───── Extracted entries

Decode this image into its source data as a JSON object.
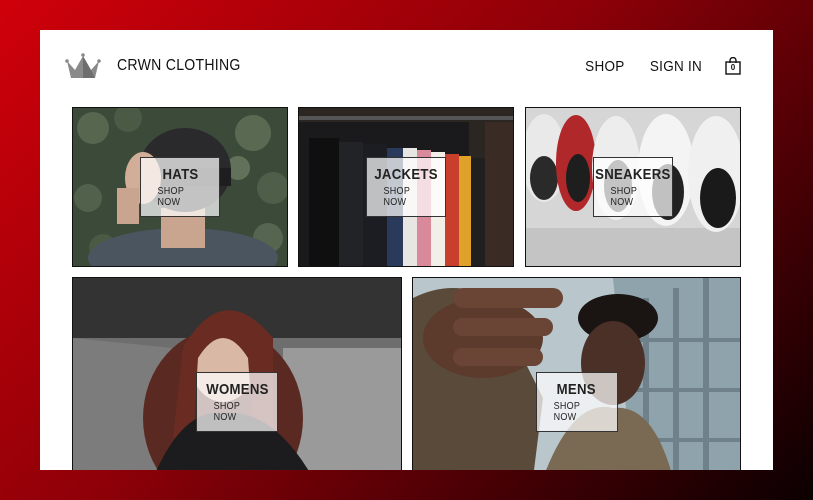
{
  "header": {
    "brand": "CRWN CLOTHING",
    "logo_icon": "crown-icon",
    "nav": {
      "shop": "SHOP",
      "sign_in": "SIGN IN"
    },
    "cart": {
      "icon": "shopping-bag-icon",
      "count": "0"
    }
  },
  "categories": [
    {
      "title": "HATS",
      "cta": "SHOP NOW"
    },
    {
      "title": "JACKETS",
      "cta": "SHOP NOW"
    },
    {
      "title": "SNEAKERS",
      "cta": "SHOP NOW"
    },
    {
      "title": "WOMENS",
      "cta": "SHOP NOW"
    },
    {
      "title": "MENS",
      "cta": "SHOP NOW"
    }
  ],
  "colors": {
    "background_gradient": [
      "#d0000a",
      "#0b0001"
    ],
    "panel": "#ffffff",
    "text": "#111111"
  }
}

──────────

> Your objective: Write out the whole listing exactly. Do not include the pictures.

> Answer to this problem:
Decode this image into its source data as a JSON object.
{
  "header": {
    "brand": "CRWN CLOTHING",
    "logo_icon": "crown-icon",
    "nav": {
      "shop": "SHOP",
      "sign_in": "SIGN IN"
    },
    "cart": {
      "icon": "shopping-bag-icon",
      "count": "0"
    }
  },
  "categories": [
    {
      "title": "HATS",
      "cta": "SHOP NOW"
    },
    {
      "title": "JACKETS",
      "cta": "SHOP NOW"
    },
    {
      "title": "SNEAKERS",
      "cta": "SHOP NOW"
    },
    {
      "title": "WOMENS",
      "cta": "SHOP NOW"
    },
    {
      "title": "MENS",
      "cta": "SHOP NOW"
    }
  ],
  "colors": {
    "background_gradient": [
      "#d0000a",
      "#0b0001"
    ],
    "panel": "#ffffff",
    "text": "#111111"
  }
}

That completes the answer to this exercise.